The United States of America has hit a 40-year high inflation rate following Federal Reserve blunders and decisions made by Chairman Jerome Powell.
After the Federal Open Market Committee declared the 75-basis-point rate increase, stock market investors cheered. However, Powell dampened the markets once again during the post-announcement press conference.
Consumers, companies, and investors are all wondering how the Federal Reserve managed to let inflation surge to a four-decade high. And, as Powell lands himself on the MarketWatch 50’s list of the most influential people, three key reasons have come to light.
Critics Poised Then Pounced
Mohamed El-Erian, the chief economic advisor at Allianz, stated Powell’s insistence that skyrocketing inflation would rapidly dissipate is the “worst inflation call” the Fed has ever made.
Other market experts likened the current chairman to the former chair, Arthur Burns, who couldn’t rally under political pressure, causing suffocating inflation in the 1970s.
As an untrained economist, Powell had all eyes on him since the beginning, and the way he will be remembered certainly hangs in the balance.
It could end comparatively well.

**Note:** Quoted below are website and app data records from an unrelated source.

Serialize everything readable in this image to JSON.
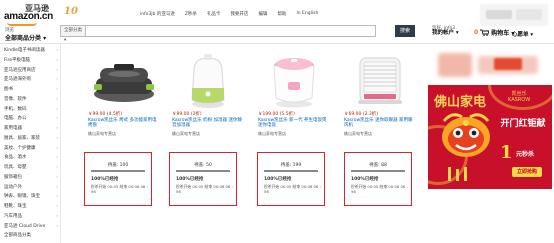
{
  "header": {
    "logo_cn": "亚马逊",
    "logo_en": "amazon.cn",
    "logo_badge": "10",
    "nav": [
      "info3jb 的亚马逊",
      "Z秒杀",
      "礼品卡",
      "我要开店",
      "编辑",
      "帮助",
      "In English"
    ],
    "category_label": "浏览",
    "category_title": "全部商品分类 ▾",
    "search_select": "全部分类 ▾",
    "search_placeholder": "",
    "search_button": "搜索",
    "account_greeting": "您好, info3",
    "account_label": "我的帐户 ▾",
    "cart_count": "0",
    "cart_label": "购物车 ▾",
    "wishlist_label": "心愿单 ▾",
    "colors": {
      "accent": "#f29a1f",
      "search_btn": "#2f3a4a",
      "deal_border": "#d2262c",
      "price": "#b12704",
      "link": "#0066c0"
    }
  },
  "sidebar": {
    "items": [
      "Kindle电子书阅读器",
      "Fire平板电脑",
      "亚马逊应用商店",
      "亚马逊海外购",
      "图书",
      "音像、软件",
      "手机、数码",
      "电脑、办公",
      "家用电器",
      "厨具、居家、家装",
      "美妆、个护健康",
      "食品、酒水",
      "玩具、母婴",
      "服饰箱包",
      "运动户外",
      "钟表、眼镜、珠宝",
      "鞋靴、珠宝",
      "汽车用品",
      "亚马逊 Cloud Drive",
      "全部商品分类"
    ]
  },
  "products": [
    {
      "price": "￥99.00 (4.5折)",
      "name": "Kasrow凯丝乐 烤式 多功能家用电烤盘",
      "desc": "佛山家电专营店",
      "deal_qty": "待盖: 100",
      "deal_progress": 1.0,
      "deal_status": "100%已经抢",
      "deal_time": "秒杀开始 00:05 结束 00:06 06 : 56"
    },
    {
      "price": "￥99.00 (2折)",
      "name": "Kasrow凯丝乐 奶粉 加湿器 迷你静音加湿器",
      "desc": "佛山家电专营店",
      "deal_qty": "待盖: 50",
      "deal_progress": 1.0,
      "deal_status": "100%已经抢",
      "deal_time": "秒杀开始 00:05 结束 00:06 06 : 56"
    },
    {
      "price": "￥199.00 (5.5折)",
      "name": "Kasrow凯丝乐 新一代 养生电饭煲 迷你电饭",
      "desc": "佛山家电专营店",
      "deal_qty": "待盖: 199",
      "deal_progress": 1.0,
      "deal_status": "100%已经抢",
      "deal_time": "秒杀开始 00:05 结束 00:06 06 : 56"
    },
    {
      "price": "￥69.00 (2.3折)",
      "name": "Kasrow凯丝乐 迷你取暖器 家用暖风机",
      "desc": "佛山家电专营店",
      "deal_qty": "待盖: 88",
      "deal_progress": 1.0,
      "deal_status": "100%已经抢",
      "deal_time": "秒杀开始 00:05 结束 00:06 06 : 56"
    }
  ],
  "ad": {
    "brand_big": "佛山家电",
    "brand_small": "凯丝乐\nKASROW",
    "headline": "开门红钜献",
    "price": "1",
    "price_sub": "元秒杀",
    "button": "立即抢购"
  }
}
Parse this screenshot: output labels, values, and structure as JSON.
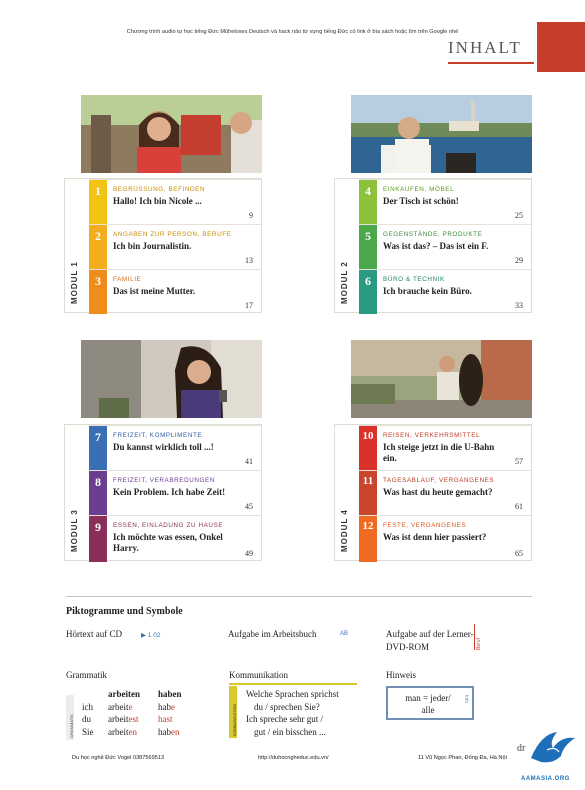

However, the debate regarding which signs the Fed chose to ignore will continue for decades.
Currently, outside experts, Fed officials, and Powell himself have noted the following three ways inflation managed to reach such a devastating high:
The August 2020 Policy Framework
As the country came out of the major COVID-19 lockdowns, the Fed announced a massive shift — a new policy framework that they wouldn’t let the pandemic stop.
The policy, which the US central bank had been concocting for almost 12 months before the coronavirus, was crafted for a low-inflation world. Thus, it assumed the environment of struggling to get inflation to 2% would continue.
Evidently, the world’s curveballs had other plans. The 20-year-long low-inflation environment did not continue, thwarting the reactionary-based policy shift that caused the Committee to delay the aggressive actions necessary in response to the changing economic climate.
Fed’s Failure to Keep Up With Ever-Changing Economic Outlook
Powell and his colleagues simply failed to keep up with the rapidly altering economic outlook. They were so set on not overreacting that when confronted with rocketing inflation, they dubbed it a “special event.”
The chief economist at Wrightson ICAP, Lou Crandall, says Powell’s previous position at a private-equity firm has made the Fed chair skeptical of forecasts and economic models.
Ultimately, this led him to switch from the Fed’s tried-and-true forecast-reliance mindset to an outcome-based reaction plan. The result? They flailed for footholds on an in-progress landslide.
Forward Guidance Gone Rogue
The forward guidance offered to financial markets in 2020 is what has jilted Federal Reserve officials the most.
Following the 2008 financial crisis, those in bond markets expected the Fed to raise interest rates. However, they gave the market guidance that they weren’t changing course for a while, not raising the benchmark rate until 2016.
Since the pandemic began, the Fed was purchasing $120 billion in mortgage-backed securities and Treasuries to support the economy while keeping interest rates low.
In September 2020, forward guidance told markets that it wouldn’t raise its benchmark until labor conditions reached levels akin to the maximum employment and inflation had hit 2%.
In December 2020, the Committee gave forward guidance that it would maintain this pace until considerable further progress was made toward price stability and employment goals.
And with that, market participants thought it was a clear sign that the Fed wouldn’t consider raising rates until 2022. However, that forward guidance proved too restrictive, prompting a rapid cease of bond purchases just a few days before increasing its benchmark rate in March.
While financial storms come with the Federal Reserve territory, Powell doesn’t believe now is a good time to review the policy framework enacted in 2020.